### PROBLEM TO SOLVE
Every line below that has "Fortaleza" in it should be copied.

(Dataset records)

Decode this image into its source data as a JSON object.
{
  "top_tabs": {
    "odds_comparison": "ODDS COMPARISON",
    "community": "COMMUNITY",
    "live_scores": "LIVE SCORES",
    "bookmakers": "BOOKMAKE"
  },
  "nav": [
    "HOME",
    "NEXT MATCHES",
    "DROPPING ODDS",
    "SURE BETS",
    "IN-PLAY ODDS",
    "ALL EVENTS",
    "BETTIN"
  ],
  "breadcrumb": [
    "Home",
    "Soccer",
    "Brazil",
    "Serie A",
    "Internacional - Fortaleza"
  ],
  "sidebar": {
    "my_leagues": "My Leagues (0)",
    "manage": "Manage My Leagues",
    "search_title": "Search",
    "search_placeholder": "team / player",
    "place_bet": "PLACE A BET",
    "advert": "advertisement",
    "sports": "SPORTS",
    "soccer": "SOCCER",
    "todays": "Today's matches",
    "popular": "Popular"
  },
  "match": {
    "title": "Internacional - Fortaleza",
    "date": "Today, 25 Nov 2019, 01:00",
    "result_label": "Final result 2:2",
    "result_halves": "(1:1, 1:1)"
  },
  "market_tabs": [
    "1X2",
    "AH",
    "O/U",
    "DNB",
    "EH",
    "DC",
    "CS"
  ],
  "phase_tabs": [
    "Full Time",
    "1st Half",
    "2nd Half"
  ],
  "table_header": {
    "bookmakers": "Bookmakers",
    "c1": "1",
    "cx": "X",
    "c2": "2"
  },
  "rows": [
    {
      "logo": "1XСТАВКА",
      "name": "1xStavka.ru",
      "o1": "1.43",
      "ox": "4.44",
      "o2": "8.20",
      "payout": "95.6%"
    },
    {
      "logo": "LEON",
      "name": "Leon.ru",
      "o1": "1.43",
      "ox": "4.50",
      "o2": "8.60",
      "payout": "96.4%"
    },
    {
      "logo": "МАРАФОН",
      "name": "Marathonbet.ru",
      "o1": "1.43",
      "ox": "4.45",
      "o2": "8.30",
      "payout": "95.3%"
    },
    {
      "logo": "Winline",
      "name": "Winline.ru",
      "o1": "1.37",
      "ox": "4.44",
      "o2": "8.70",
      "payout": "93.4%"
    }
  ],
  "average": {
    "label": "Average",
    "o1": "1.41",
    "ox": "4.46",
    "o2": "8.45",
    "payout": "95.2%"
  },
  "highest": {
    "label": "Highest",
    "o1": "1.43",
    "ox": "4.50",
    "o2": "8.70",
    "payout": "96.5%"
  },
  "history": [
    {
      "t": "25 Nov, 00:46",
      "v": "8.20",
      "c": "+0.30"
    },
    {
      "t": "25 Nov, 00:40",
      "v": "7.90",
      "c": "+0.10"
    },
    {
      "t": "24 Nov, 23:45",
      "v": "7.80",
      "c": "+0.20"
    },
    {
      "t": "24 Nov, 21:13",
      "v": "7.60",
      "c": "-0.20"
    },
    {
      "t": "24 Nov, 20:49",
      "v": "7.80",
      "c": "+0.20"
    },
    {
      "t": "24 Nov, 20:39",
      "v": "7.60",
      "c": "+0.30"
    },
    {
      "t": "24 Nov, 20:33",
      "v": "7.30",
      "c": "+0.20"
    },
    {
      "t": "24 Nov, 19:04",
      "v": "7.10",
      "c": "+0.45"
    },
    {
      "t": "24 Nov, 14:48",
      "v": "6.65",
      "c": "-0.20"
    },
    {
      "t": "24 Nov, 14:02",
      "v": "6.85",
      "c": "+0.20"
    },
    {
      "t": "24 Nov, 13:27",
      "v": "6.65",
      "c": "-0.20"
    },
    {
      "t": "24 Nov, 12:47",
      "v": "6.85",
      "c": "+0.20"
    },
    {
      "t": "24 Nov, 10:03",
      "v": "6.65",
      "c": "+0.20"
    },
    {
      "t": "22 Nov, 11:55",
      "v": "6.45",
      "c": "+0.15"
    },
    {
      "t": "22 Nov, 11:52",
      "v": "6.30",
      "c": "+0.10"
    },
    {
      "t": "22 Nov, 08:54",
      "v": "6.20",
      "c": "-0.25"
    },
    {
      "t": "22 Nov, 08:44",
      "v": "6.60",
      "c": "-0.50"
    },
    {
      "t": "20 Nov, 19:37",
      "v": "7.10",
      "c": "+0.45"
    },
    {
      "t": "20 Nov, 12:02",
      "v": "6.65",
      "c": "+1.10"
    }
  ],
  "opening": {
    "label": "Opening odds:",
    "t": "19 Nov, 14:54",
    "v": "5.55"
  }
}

### SOLUTION FOR THIS TASK
    "Internacional - Fortaleza"
    "title": "Internacional - Fortaleza",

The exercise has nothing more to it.